→ Records supplied:
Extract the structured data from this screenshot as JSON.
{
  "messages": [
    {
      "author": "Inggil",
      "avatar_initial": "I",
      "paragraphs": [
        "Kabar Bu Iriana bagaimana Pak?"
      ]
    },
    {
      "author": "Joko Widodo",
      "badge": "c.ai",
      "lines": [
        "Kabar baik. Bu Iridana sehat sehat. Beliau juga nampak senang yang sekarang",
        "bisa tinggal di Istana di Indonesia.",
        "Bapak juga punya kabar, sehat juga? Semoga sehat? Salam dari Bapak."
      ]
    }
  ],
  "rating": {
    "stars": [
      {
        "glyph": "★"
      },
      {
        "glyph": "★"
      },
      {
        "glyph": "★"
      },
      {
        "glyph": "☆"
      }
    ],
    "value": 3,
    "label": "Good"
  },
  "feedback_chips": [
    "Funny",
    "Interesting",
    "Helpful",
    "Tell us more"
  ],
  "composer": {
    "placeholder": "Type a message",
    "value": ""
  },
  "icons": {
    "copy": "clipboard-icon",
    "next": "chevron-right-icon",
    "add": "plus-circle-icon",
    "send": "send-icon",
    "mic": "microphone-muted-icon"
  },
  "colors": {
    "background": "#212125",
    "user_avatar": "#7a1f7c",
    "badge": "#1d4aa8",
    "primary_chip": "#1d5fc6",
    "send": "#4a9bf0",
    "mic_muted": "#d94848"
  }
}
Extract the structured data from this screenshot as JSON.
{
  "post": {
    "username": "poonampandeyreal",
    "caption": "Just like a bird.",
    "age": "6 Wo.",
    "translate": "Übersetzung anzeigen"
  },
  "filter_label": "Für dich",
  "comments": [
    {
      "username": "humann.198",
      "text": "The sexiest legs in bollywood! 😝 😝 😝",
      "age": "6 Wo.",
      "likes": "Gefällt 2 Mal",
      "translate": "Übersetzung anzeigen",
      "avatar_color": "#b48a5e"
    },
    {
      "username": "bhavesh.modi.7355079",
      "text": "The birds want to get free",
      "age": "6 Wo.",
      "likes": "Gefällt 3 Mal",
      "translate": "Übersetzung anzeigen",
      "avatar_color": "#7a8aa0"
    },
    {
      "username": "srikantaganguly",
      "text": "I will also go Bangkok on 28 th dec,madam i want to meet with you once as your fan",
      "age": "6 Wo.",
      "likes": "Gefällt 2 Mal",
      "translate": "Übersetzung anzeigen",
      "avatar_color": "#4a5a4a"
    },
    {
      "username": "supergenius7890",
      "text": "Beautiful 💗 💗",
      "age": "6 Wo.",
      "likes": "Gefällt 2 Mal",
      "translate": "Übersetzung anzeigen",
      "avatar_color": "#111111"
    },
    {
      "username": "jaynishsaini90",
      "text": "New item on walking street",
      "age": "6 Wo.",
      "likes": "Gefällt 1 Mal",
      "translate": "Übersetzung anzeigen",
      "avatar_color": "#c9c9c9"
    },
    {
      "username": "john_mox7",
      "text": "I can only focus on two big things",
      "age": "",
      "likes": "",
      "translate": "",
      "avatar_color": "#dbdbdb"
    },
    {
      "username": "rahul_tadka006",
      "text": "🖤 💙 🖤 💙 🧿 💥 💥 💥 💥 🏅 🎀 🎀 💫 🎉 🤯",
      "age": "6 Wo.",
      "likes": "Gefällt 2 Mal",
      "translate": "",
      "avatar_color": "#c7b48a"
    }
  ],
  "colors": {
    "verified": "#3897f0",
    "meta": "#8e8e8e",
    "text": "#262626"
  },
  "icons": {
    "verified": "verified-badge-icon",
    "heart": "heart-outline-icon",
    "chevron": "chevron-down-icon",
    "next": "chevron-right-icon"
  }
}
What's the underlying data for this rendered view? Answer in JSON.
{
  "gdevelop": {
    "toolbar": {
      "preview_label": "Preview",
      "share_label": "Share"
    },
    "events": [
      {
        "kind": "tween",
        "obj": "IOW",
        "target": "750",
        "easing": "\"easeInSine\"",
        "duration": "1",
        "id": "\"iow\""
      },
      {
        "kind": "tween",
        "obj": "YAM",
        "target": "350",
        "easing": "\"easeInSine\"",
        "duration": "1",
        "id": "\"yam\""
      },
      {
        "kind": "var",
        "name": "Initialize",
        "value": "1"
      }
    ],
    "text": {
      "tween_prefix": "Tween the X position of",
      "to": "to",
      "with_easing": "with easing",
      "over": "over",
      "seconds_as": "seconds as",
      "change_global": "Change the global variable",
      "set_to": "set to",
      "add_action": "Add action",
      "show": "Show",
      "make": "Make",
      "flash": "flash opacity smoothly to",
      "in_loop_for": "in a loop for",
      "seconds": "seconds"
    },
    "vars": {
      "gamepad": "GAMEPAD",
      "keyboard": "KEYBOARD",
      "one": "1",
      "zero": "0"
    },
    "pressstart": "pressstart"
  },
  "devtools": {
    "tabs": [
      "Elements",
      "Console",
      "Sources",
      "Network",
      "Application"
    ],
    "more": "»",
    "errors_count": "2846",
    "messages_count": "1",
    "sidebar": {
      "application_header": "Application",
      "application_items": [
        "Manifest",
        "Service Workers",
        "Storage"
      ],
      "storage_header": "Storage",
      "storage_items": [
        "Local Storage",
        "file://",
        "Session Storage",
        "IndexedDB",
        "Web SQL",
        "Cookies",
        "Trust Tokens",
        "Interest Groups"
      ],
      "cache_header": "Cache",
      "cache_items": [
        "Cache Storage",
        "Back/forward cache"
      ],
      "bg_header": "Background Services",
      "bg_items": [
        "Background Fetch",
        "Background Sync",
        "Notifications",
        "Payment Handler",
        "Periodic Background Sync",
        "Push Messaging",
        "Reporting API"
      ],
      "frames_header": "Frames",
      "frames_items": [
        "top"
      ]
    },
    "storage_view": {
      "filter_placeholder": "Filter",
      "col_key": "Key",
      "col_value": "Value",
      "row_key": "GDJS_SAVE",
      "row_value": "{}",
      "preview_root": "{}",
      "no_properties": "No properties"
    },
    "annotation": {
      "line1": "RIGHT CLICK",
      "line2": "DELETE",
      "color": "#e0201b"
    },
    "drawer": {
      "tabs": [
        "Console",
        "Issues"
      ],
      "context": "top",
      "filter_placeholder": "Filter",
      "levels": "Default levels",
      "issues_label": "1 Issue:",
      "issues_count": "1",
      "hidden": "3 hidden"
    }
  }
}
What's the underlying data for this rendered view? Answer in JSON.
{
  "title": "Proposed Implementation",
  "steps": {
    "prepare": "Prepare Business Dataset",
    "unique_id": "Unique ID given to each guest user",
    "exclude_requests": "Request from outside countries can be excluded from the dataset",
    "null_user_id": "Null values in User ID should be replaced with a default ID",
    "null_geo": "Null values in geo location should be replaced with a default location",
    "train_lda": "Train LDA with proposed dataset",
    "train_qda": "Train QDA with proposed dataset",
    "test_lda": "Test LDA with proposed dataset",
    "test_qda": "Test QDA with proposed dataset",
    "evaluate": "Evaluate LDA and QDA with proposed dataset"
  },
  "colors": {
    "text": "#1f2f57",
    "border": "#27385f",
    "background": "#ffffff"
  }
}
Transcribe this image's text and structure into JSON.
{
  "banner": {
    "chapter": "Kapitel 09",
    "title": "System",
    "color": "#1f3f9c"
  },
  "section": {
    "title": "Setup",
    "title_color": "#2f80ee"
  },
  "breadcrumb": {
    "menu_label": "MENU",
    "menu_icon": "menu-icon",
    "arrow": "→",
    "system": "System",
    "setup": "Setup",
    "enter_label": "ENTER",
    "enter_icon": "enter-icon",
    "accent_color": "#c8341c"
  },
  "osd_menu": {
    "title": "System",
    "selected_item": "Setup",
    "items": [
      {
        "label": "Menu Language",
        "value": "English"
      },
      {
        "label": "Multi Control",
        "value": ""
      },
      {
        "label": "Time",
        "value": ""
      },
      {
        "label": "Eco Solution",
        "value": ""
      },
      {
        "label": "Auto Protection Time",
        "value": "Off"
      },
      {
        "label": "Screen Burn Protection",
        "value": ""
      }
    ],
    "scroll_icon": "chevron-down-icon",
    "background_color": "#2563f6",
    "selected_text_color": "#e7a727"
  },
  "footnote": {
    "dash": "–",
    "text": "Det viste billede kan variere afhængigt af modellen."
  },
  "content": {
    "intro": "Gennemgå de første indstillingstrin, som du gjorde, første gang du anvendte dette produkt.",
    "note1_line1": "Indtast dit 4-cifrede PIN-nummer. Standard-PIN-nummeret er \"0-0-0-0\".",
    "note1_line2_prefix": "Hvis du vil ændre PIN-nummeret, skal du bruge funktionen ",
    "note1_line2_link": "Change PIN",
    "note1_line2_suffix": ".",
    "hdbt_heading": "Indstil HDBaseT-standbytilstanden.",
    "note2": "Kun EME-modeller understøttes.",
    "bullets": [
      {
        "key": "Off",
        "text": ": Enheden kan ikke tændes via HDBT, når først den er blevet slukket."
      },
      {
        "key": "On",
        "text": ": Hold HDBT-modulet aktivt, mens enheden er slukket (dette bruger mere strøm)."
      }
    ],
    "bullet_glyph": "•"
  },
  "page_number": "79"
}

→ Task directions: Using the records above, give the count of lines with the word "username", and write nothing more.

→ Answer space: 8